Librestream calls this the Human IoT element; while we don’t use the exact same terminology at ABI, we do describe the experience similarly. IoT has been device-to-device focused for so long, and those devices always sat outside or tangential to human users; AR is the first real chance to directly connect humans to this already massive IoT ecosystem.
Evolving Business Outcomes
Librestream described the evolution of business outcomes they’ve witnessed across their customer base over the past few years. The initial focus was on cost avoidance and productivity gains, which is now evolving to include revenue uplift through new service offers and an increased focus on worker safety. For example, they have customers who track worker safety metrics that range from mileage saved for field inspectors to lower exposure hours in potentially dangerous environments.
Productivity and cost avoidance are still very important though with customers tracking a range of metrics from accelerated time to productivity for new techs (33% for one equipment manufacturer) to equipment uptime improvements (5-10% measured by a rig operator) and direct savings from reducing aircraft on ground time – in the range of $800,000/incident.
Some preliminary ABI Research analysis from my team and I also estimate a possible increase of 30% in operational equipment efficiency, thanks to a combination of fewer required workers, accelerated worker training, and higher per-hour worker productivity through augmented reality. There can also be a direct machine and user downtime reduction with several the most prominent use cases.
AR Part of the Digital Ecosystem
Other synergistic technologies including 5G, AI/ML, Robotics, IoT, and Blockchain are all commonplace in discussions around digitization, in which AR is an increasingly growing portion of that conversation.
Edge compute and edge streaming can offload resources from a local device to the cloud, lowering user-touching hardware requirements.
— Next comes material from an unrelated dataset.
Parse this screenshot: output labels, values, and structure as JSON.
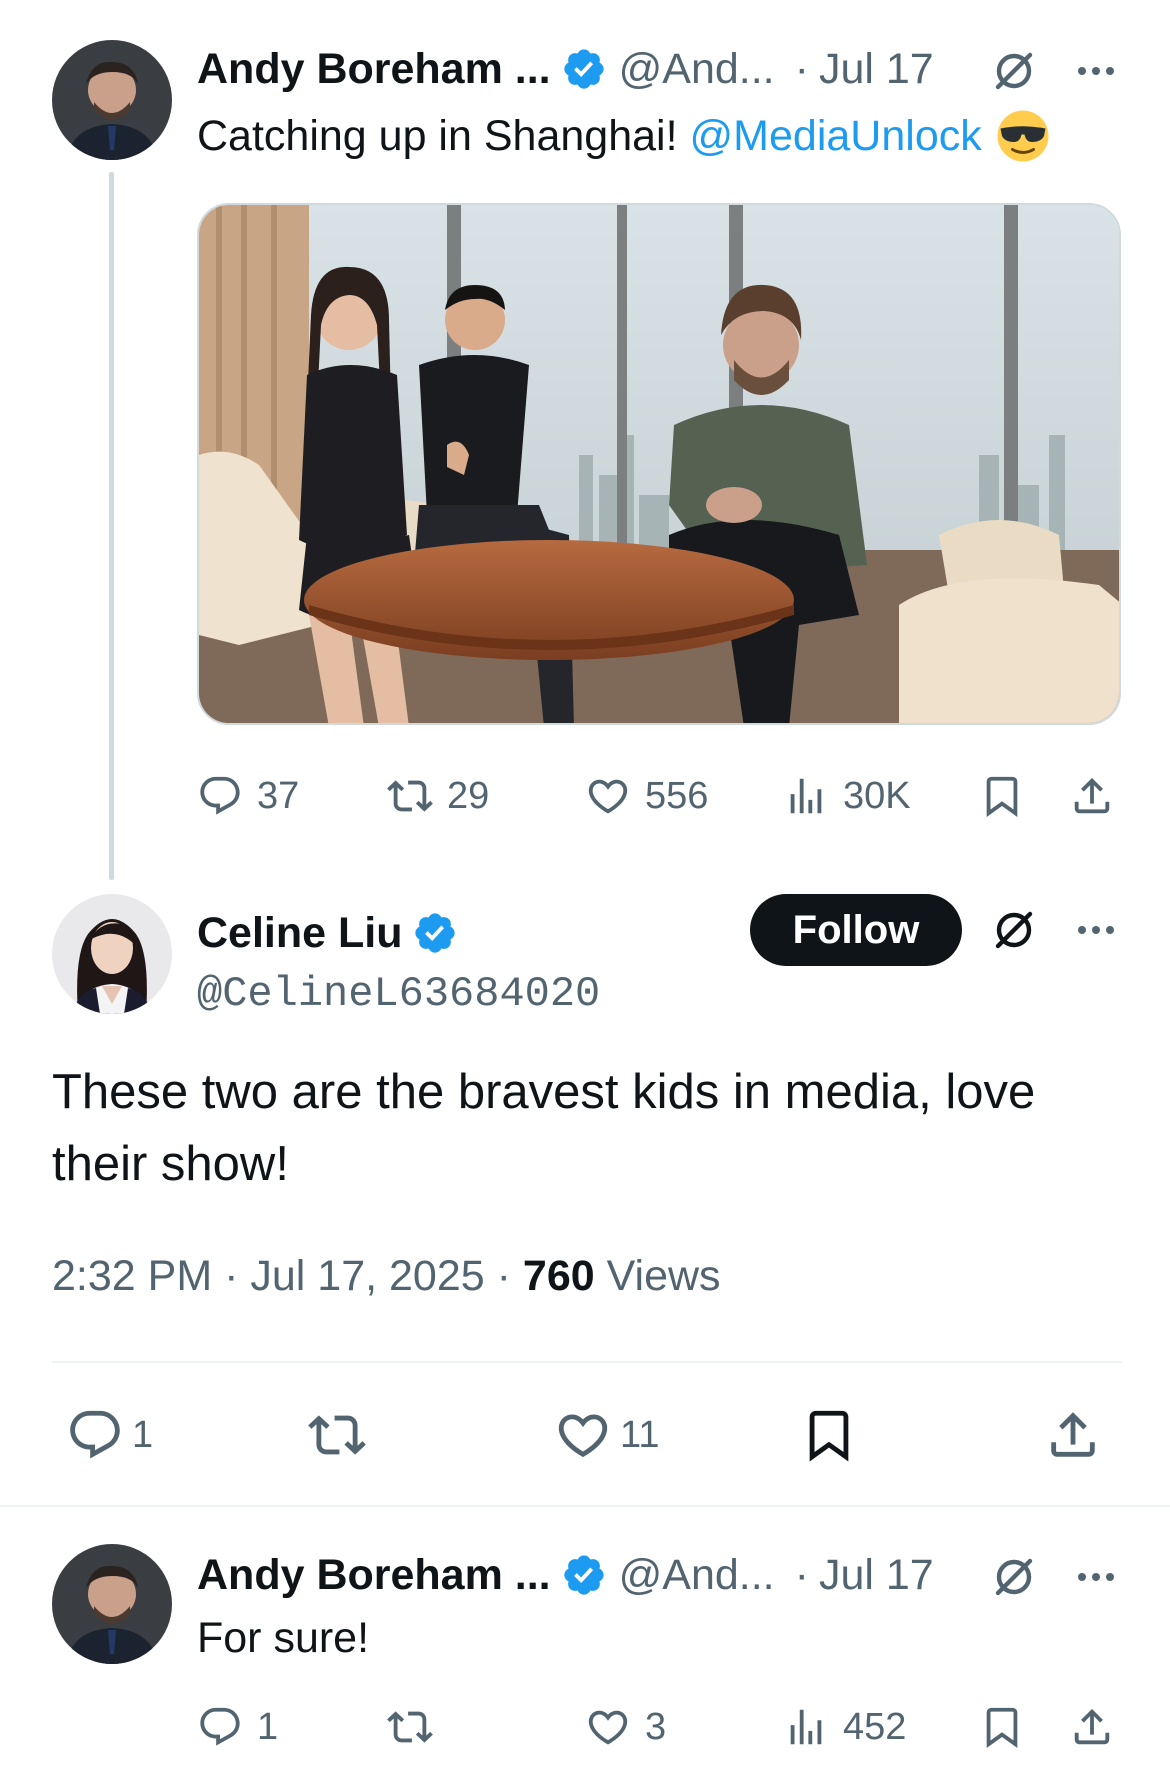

AI and ML are already being utilized in big data analytics, where AR can also feed into, but on top of that components of an AR experience like SLAM tracking and object recognition can be continually improved with proper AI/ML implementations. Robotics meshes nicely with IoT and AR. And with the massive amounts of data flowing in this potential forward-looking system, blockchain to keep it secure and ensure proper delivery can be pivotal.
All in all, AR has both objective value as a standalone technology, and improves dramatically when combined with other powerful technologies. The most value available today also happens to lie where it is most easily recognized; remote expertise, training, and data logging all have direct beneficial ties to AR both handheld and head worn.
These components are all coming together create a potential revolution in the workplace and beyond, with a true realization of a situation where the whole is greater than the sum of its parts.